The oblique angle of the light scrapped across the trees tops in front of me turning some of them orange while others in low areas remained ‘shadow blue’. I waited hoping the light would reflect upward to the underside of the storm clouds.
Yes! Perfect! It was happening just as I had hoped. The West sky turned a pink-orangish color. I was tempted to turn the camera in that direction but stayed focused on the first composition. The underside of the clouds turned a redish-magenta. The clouds on the leading edge were dark blue-gray. The combination of colors made for a dramatic angry sky look.

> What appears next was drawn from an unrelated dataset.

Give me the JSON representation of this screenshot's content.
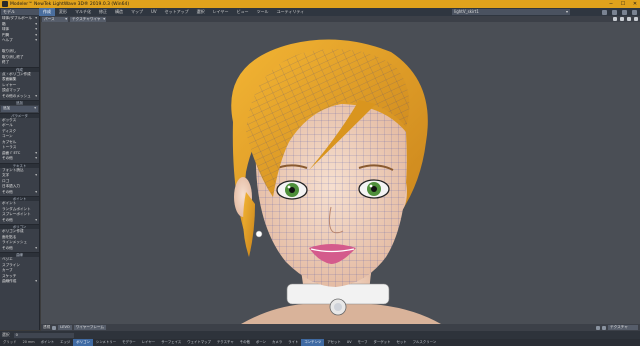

I tested a few exposure combinations. It was getting pretty dark. My choice of exposure settings required a long,10 to 20 seconds exposure time. I took some 25 images. All the while thunder boomed and lightning lit up the sky all around.
I kept telling myself, just one more, just one more.
As the clouds moved towards me I knew rain was on the way. I also knew the retreat back to the car wouldn’t be a quick one. I stayed till the light required a 30 second exposure. Time to go. Headlamp on I negotiated the lava rock terrain back to the road. The rain began to fall as I loaded gear in the car.
The drive down McKenzie Pass was filled with loud thunder and bright lightning. I paused at an overlook contemplating another attempt at a lightning sky photo. At the last minute I opted out and drove on.
These photo experiences can be exhilarating, especially when the it all comes together as planned. I almost always let the files sit for a few days, sometimes even a week before beginning photo processing. This time I was eager to download and open the files.
The next morning with a coffee cup in one hand and a computer mouse in the other I began the image import, triage and editing process. As I worked with the file I replayed the experience. It’s a rough job but someone has to do it.
As always thanks for your interest,
Steve J. Giardini